    • @Wellman-I wouldn’t take anything personal from this. All of your comments & questions are all valid points to her (Cathy). These are obvious roads that would all become a bit tiring if a person (especially a family member) had to continually go over with each & every person who wanted to bring rationale to this thing (OCCK). These are the kinds of questions that we need to ask in order to find answers & form opinions. This blog is very outlined from the beginning as to what it entails. I do not think that this blog was set up to receive comments, but early on the rules changed and she allowed comments to be posted. I think the fact that she responded to your post shows the amount of respect that she has for it, even if it is something not willing to get into at this time. Being an administrator of FB community pages that have close to a quarter of a million followers, I also understand what it means to have to explain “point by point” on certain issues. It isn’t that what you say or debate can be of a detrimental nature, but the discussion would most likely be a forum for every other person who wants to debate or argue for the sake of arguing. It is not you (trust me) that she isn’t willing to go down that road with but that it is a road already traveled & it only wastes more time on something that most likely is set as far as what she believes. I could not imagine many people who could go through this kind of an ordeal and be able to let people comment without getting sucked in to responding to all of the comments. The professionalism, detachment, and being able to have people comment on this blog are all admirable to me, and that is because I know that there is a purpose to it.

  3. It could merely be an analogy of the connect the DOT system of law enforcment. They operate it in my area. In fact, a guy in a Gremlin stalked me in late May of 2000. He came from behind near a transportation building and stayed along side me for a couple of miles and then disappeared. He had deep tinted windows in this old machine and resurfaced-I noticed at lunch-sitting a cross the street from where I was that day; a street that divides two miserable cities and houses the majority of miserable county officials and state and federal employees as well.

    I never saw him get out. I had other things to do. As far as I know he just sat there-all day perhaps- or he actually lived near where I was and it was a huge coincidence.

  4. As far as this author (Weesner) goes, I find it hard to believe that him or his publishing house ever had the real intention of writing a truthful account of the OCCK murders.
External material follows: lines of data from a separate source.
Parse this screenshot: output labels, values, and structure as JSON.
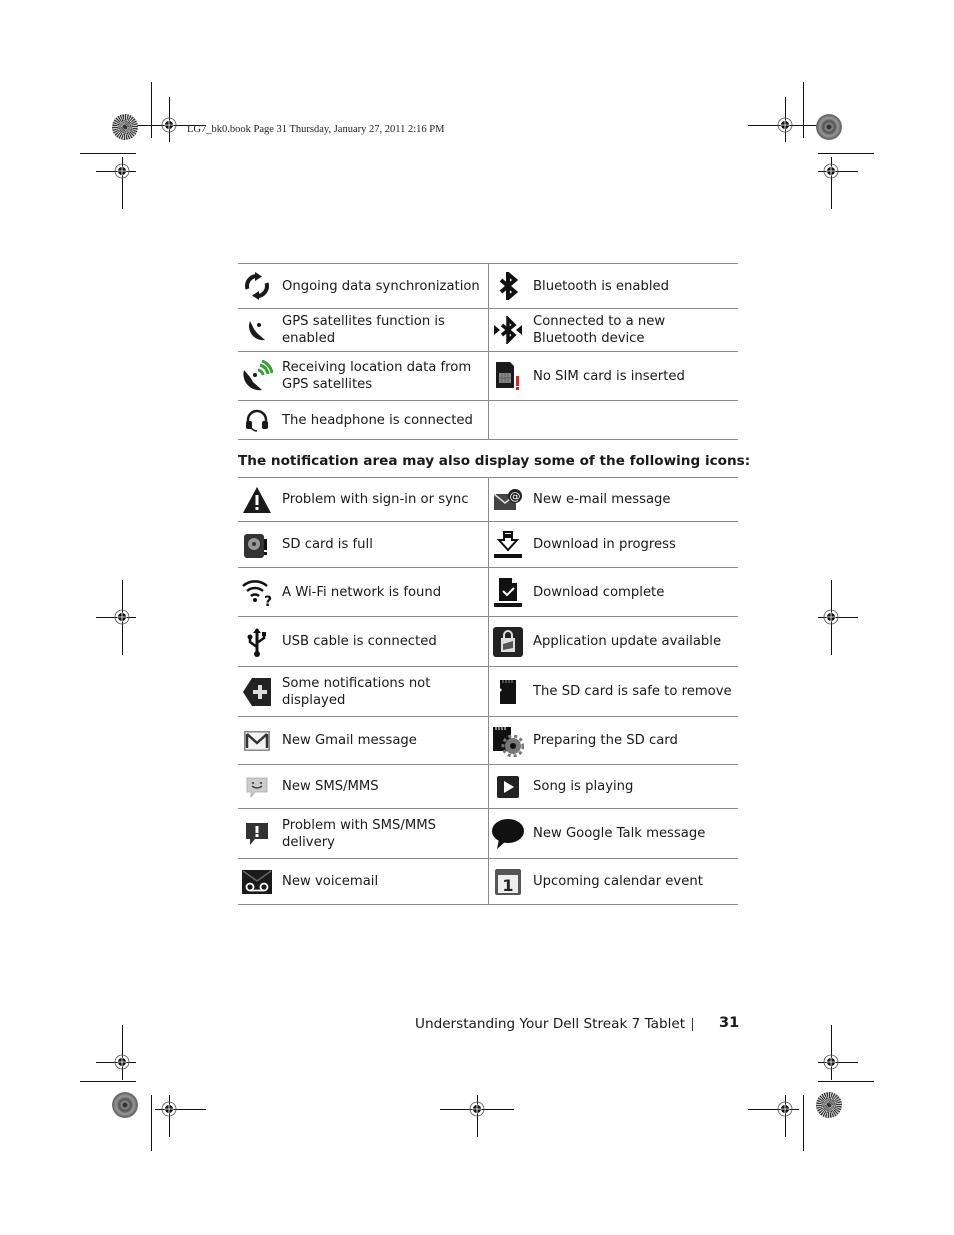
{
  "print_slug": "LG7_bk0.book  Page 31  Thursday, January 27, 2011  2:16 PM",
  "table_status": {
    "rows": [
      [
        {
          "icon": "sync-icon",
          "label": "Ongoing data synchronization"
        },
        {
          "icon": "bluetooth-icon",
          "label": "Bluetooth is enabled"
        }
      ],
      [
        {
          "icon": "gps-satellite-icon",
          "label": "GPS satellites function is enabled"
        },
        {
          "icon": "bluetooth-connected-icon",
          "label": "Connected to a new Bluetooth device"
        }
      ],
      [
        {
          "icon": "gps-receiving-icon",
          "label": "Receiving location data from GPS satellites"
        },
        {
          "icon": "no-sim-icon",
          "label": "No SIM card is inserted"
        }
      ],
      [
        {
          "icon": "headphone-icon",
          "label": "The headphone is connected"
        },
        {
          "icon": "",
          "label": ""
        }
      ]
    ]
  },
  "section_heading": "The notification area may also display some of the following icons:",
  "table_notifications": {
    "rows": [
      [
        {
          "icon": "warning-icon",
          "label": "Problem with sign-in or sync"
        },
        {
          "icon": "email-icon",
          "label": "New e-mail message"
        }
      ],
      [
        {
          "icon": "sd-card-full-icon",
          "label": "SD card is full"
        },
        {
          "icon": "download-progress-icon",
          "label": "Download in progress"
        }
      ],
      [
        {
          "icon": "wifi-found-icon",
          "label": "A Wi-Fi network is found"
        },
        {
          "icon": "download-complete-icon",
          "label": "Download complete"
        }
      ],
      [
        {
          "icon": "usb-icon",
          "label": "USB cable is connected"
        },
        {
          "icon": "app-update-icon",
          "label": "Application update available"
        }
      ],
      [
        {
          "icon": "more-notifications-icon",
          "label": "Some notifications not displayed"
        },
        {
          "icon": "sd-card-remove-icon",
          "label": "The SD card is safe to remove"
        }
      ],
      [
        {
          "icon": "gmail-icon",
          "label": "New Gmail message"
        },
        {
          "icon": "sd-card-preparing-icon",
          "label": "Preparing the SD card"
        }
      ],
      [
        {
          "icon": "sms-icon",
          "label": "New SMS/MMS"
        },
        {
          "icon": "play-icon",
          "label": "Song is playing"
        }
      ],
      [
        {
          "icon": "sms-problem-icon",
          "label": "Problem with SMS/MMS delivery"
        },
        {
          "icon": "talk-icon",
          "label": "New Google Talk message"
        }
      ],
      [
        {
          "icon": "voicemail-icon",
          "label": "New voicemail"
        },
        {
          "icon": "calendar-icon",
          "label": "Upcoming calendar event"
        }
      ]
    ]
  },
  "footer": {
    "chapter_title": "Understanding Your Dell Streak 7 Tablet",
    "page_number": "31"
  },
  "colors": {
    "gps_signal_green": "#2fa52f",
    "no_sim_alert_red": "#d9241c",
    "rule_gray": "#8a8a8a"
  }
}
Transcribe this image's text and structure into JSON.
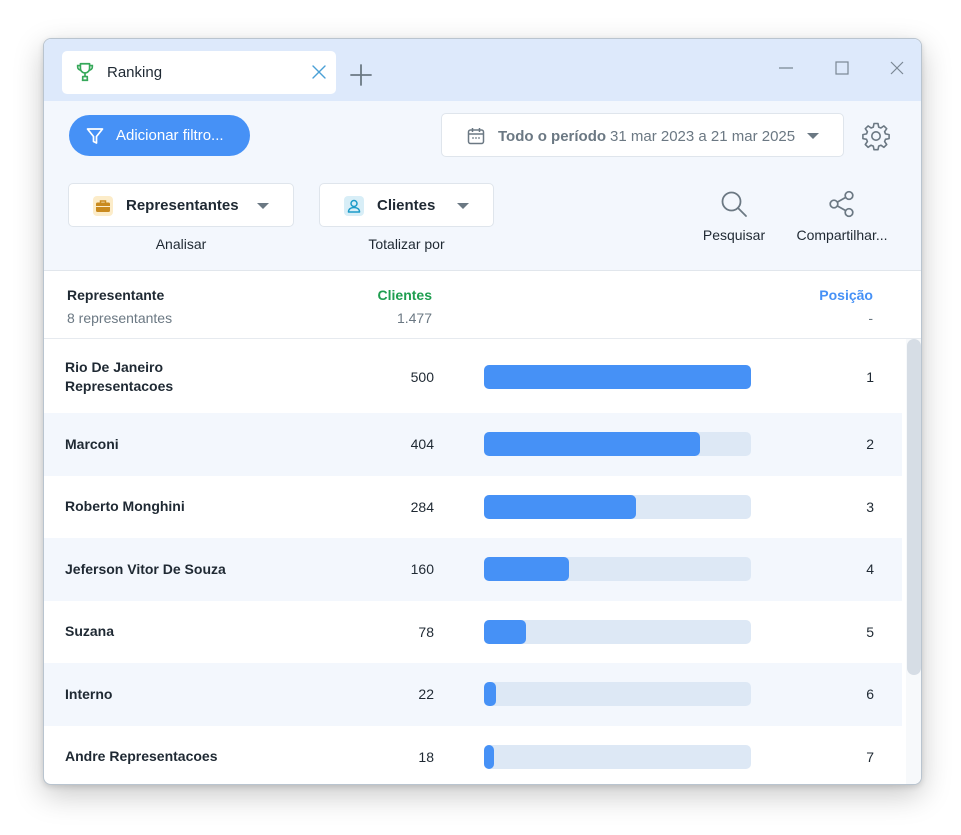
{
  "tab": {
    "title": "Ranking"
  },
  "toolbar": {
    "add_filter_label": "Adicionar filtro...",
    "period_label": "Todo o período",
    "period_range": "31 mar 2023 a 21 mar 2025",
    "analyze": {
      "value": "Representantes",
      "caption": "Analisar"
    },
    "total_by": {
      "value": "Clientes",
      "caption": "Totalizar por"
    },
    "search_label": "Pesquisar",
    "share_label": "Compartilhar..."
  },
  "table": {
    "headers": {
      "representative": "Representante",
      "representative_sub": "8 representantes",
      "clients": "Clientes",
      "clients_sub": "1.477",
      "position": "Posição",
      "position_sub": "-"
    },
    "max_value": 500,
    "rows": [
      {
        "name": "Rio De Janeiro Representacoes",
        "value": 500,
        "position": "1"
      },
      {
        "name": "Marconi",
        "value": 404,
        "position": "2"
      },
      {
        "name": "Roberto Monghini",
        "value": 284,
        "position": "3"
      },
      {
        "name": "Jeferson Vitor De Souza",
        "value": 160,
        "position": "4"
      },
      {
        "name": "Suzana",
        "value": 78,
        "position": "5"
      },
      {
        "name": "Interno",
        "value": 22,
        "position": "6"
      },
      {
        "name": "Andre Representacoes",
        "value": 18,
        "position": "7"
      }
    ]
  },
  "colors": {
    "accent": "#4691f6",
    "clients_header": "#1f9e50",
    "bar_track": "#dde8f5",
    "titlebar": "#dde9fb"
  },
  "icons": {
    "tab": "trophy-icon",
    "filter": "filter-icon",
    "period": "calendar-icon",
    "settings": "gear-icon",
    "analyze": "briefcase-icon",
    "total_by": "user-icon",
    "search": "search-icon",
    "share": "share-icon"
  }
}
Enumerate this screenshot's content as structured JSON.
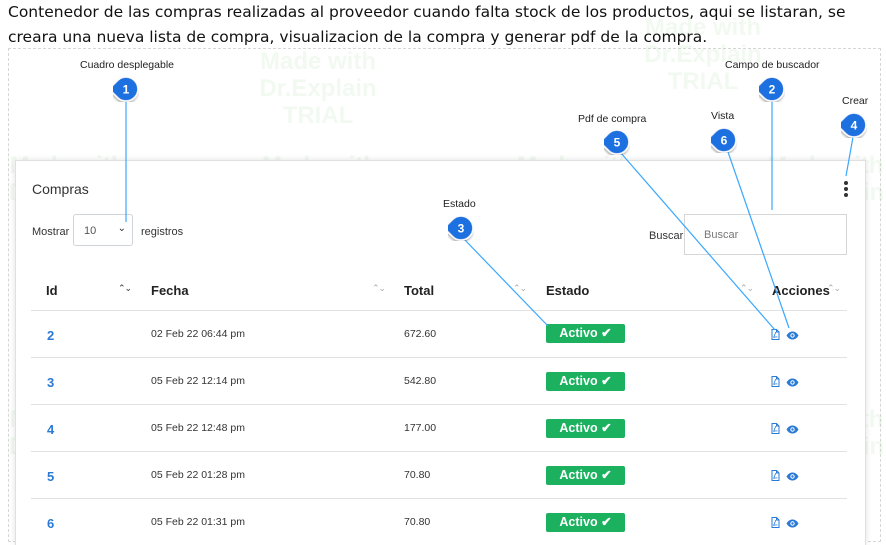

Anyone who would be that alarmed because of a woman (Dagner) doing a bit of research for her website that is a lifelong obsession of hers (passion), not a money-making scheme as with his own book project (“True Detective”) is obviously a pretty heartless person who never cared a thing for these murdered children. This is another very disturbing post to me. Wasser & Weesner just might be friends.


Leave a Reply

Fill in your details below or click an icon to log in:

WordPress.com Logo

You are commenting using your WordPress.com account. Log Out / Change )

Twitter picture

You are commenting using your Twitter account. Log Out / Change )

Facebook photo

You are commenting using your Facebook account. Log Out / Change )

Google+ photo

You are commenting using your Google+ account. Log Out / Change )

Connecting to %s